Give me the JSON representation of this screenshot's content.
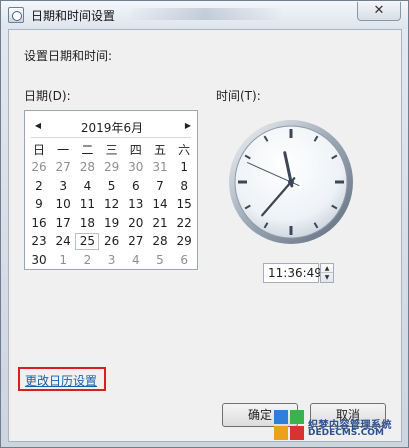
{
  "window": {
    "title": "日期和时间设置",
    "close_glyph": "✕"
  },
  "heading": "设置日期和时间:",
  "date_label": "日期(D):",
  "time_label": "时间(T):",
  "calendar": {
    "month_label": "2019年6月",
    "prev_glyph": "◀",
    "next_glyph": "▶",
    "weekdays": [
      "日",
      "一",
      "二",
      "三",
      "四",
      "五",
      "六"
    ],
    "weeks": [
      [
        {
          "d": "26",
          "other": true
        },
        {
          "d": "27",
          "other": true
        },
        {
          "d": "28",
          "other": true
        },
        {
          "d": "29",
          "other": true
        },
        {
          "d": "30",
          "other": true
        },
        {
          "d": "31",
          "other": true
        },
        {
          "d": "1"
        }
      ],
      [
        {
          "d": "2"
        },
        {
          "d": "3"
        },
        {
          "d": "4"
        },
        {
          "d": "5"
        },
        {
          "d": "6"
        },
        {
          "d": "7"
        },
        {
          "d": "8"
        }
      ],
      [
        {
          "d": "9"
        },
        {
          "d": "10"
        },
        {
          "d": "11"
        },
        {
          "d": "12"
        },
        {
          "d": "13"
        },
        {
          "d": "14"
        },
        {
          "d": "15"
        }
      ],
      [
        {
          "d": "16"
        },
        {
          "d": "17"
        },
        {
          "d": "18"
        },
        {
          "d": "19"
        },
        {
          "d": "20"
        },
        {
          "d": "21"
        },
        {
          "d": "22"
        }
      ],
      [
        {
          "d": "23"
        },
        {
          "d": "24"
        },
        {
          "d": "25",
          "today": true
        },
        {
          "d": "26"
        },
        {
          "d": "27"
        },
        {
          "d": "28"
        },
        {
          "d": "29"
        }
      ],
      [
        {
          "d": "30"
        },
        {
          "d": "1",
          "other": true
        },
        {
          "d": "2",
          "other": true
        },
        {
          "d": "3",
          "other": true
        },
        {
          "d": "4",
          "other": true
        },
        {
          "d": "5",
          "other": true
        },
        {
          "d": "6",
          "other": true
        }
      ]
    ]
  },
  "clock": {
    "hour": 11,
    "minute": 36,
    "second": 49
  },
  "time_value": "11:36:49",
  "change_calendar_link": "更改日历设置",
  "buttons": {
    "ok": "确定",
    "cancel": "取消"
  },
  "watermark": {
    "line1": "织梦内容管理系统",
    "line2": "DEDECMS.COM"
  },
  "colors": {
    "link": "#1461b0",
    "highlight_border": "#d81e1e"
  }
}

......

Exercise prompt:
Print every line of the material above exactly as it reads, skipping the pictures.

Task output:
Give me the JSON representation of this screenshot's content.
{
  "window": {
    "title": "日期和时间设置",
    "close_glyph": "✕"
  },
  "heading": "设置日期和时间:",
  "date_label": "日期(D):",
  "time_label": "时间(T):",
  "calendar": {
    "month_label": "2019年6月",
    "prev_glyph": "◀",
    "next_glyph": "▶",
    "weekdays": [
      "日",
      "一",
      "二",
      "三",
      "四",
      "五",
      "六"
    ],
    "weeks": [
      [
        {
          "d": "26",
          "other": true
        },
        {
          "d": "27",
          "other": true
        },
        {
          "d": "28",
          "other": true
        },
        {
          "d": "29",
          "other": true
        },
        {
          "d": "30",
          "other": true
        },
        {
          "d": "31",
          "other": true
        },
        {
          "d": "1"
        }
      ],
      [
        {
          "d": "2"
        },
        {
          "d": "3"
        },
        {
          "d": "4"
        },
        {
          "d": "5"
        },
        {
          "d": "6"
        },
        {
          "d": "7"
        },
        {
          "d": "8"
        }
      ],
      [
        {
          "d": "9"
        },
        {
          "d": "10"
        },
        {
          "d": "11"
        },
        {
          "d": "12"
        },
        {
          "d": "13"
        },
        {
          "d": "14"
        },
        {
          "d": "15"
        }
      ],
      [
        {
          "d": "16"
        },
        {
          "d": "17"
        },
        {
          "d": "18"
        },
        {
          "d": "19"
        },
        {
          "d": "20"
        },
        {
          "d": "21"
        },
        {
          "d": "22"
        }
      ],
      [
        {
          "d": "23"
        },
        {
          "d": "24"
        },
        {
          "d": "25",
          "today": true
        },
        {
          "d": "26"
        },
        {
          "d": "27"
        },
        {
          "d": "28"
        },
        {
          "d": "29"
        }
      ],
      [
        {
          "d": "30"
        },
        {
          "d": "1",
          "other": true
        },
        {
          "d": "2",
          "other": true
        },
        {
          "d": "3",
          "other": true
        },
        {
          "d": "4",
          "other": true
        },
        {
          "d": "5",
          "other": true
        },
        {
          "d": "6",
          "other": true
        }
      ]
    ]
  },
  "clock": {
    "hour": 11,
    "minute": 36,
    "second": 49
  },
  "time_value": "11:36:49",
  "change_calendar_link": "更改日历设置",
  "buttons": {
    "ok": "确定",
    "cancel": "取消"
  },
  "watermark": {
    "line1": "织梦内容管理系统",
    "line2": "DEDECMS.COM"
  },
  "colors": {
    "link": "#1461b0",
    "highlight_border": "#d81e1e"
  }
}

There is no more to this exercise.